| ASSIGNMENT |
Lines before the one containing "Give me the" are left out; return that line and every line after it exactly, through the end of the data below.
*** RECORDS PROVIDED ***
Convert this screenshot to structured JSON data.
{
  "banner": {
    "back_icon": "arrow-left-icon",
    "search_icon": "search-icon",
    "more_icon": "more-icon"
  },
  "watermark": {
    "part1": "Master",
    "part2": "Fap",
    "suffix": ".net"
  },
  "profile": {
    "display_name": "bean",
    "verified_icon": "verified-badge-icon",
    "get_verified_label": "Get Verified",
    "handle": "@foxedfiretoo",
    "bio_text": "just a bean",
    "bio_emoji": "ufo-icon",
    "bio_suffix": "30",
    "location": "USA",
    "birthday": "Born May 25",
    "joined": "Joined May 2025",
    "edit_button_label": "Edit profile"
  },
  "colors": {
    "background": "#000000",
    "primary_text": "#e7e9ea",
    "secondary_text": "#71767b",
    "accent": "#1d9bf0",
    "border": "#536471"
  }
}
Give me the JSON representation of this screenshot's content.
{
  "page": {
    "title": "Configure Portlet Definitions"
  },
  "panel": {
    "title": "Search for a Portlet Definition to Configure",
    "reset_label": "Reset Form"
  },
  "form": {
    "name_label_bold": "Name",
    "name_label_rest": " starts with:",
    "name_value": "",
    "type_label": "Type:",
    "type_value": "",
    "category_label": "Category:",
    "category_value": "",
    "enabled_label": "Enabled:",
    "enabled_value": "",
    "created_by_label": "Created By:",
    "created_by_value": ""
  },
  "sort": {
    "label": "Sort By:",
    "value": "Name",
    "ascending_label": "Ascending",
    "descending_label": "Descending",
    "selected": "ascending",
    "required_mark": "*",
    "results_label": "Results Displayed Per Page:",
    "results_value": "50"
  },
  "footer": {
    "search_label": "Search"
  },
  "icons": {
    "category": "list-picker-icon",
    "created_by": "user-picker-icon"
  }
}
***
| RESULT |
Give me the JSON representation of this screenshot's content.
{
  "page": {
    "title": "Configure Portlet Definitions"
  },
  "panel": {
    "title": "Search for a Portlet Definition to Configure",
    "reset_label": "Reset Form"
  },
  "form": {
    "name_label_bold": "Name",
    "name_label_rest": " starts with:",
    "name_value": "",
    "type_label": "Type:",
    "type_value": "",
    "category_label": "Category:",
    "category_value": "",
    "enabled_label": "Enabled:",
    "enabled_value": "",
    "created_by_label": "Created By:",
    "created_by_value": ""
  },
  "sort": {
    "label": "Sort By:",
    "value": "Name",
    "ascending_label": "Ascending",
    "descending_label": "Descending",
    "selected": "ascending",
    "required_mark": "*",
    "results_label": "Results Displayed Per Page:",
    "results_value": "50"
  },
  "footer": {
    "search_label": "Search"
  },
  "icons": {
    "category": "list-picker-icon",
    "created_by": "user-picker-icon"
  }
}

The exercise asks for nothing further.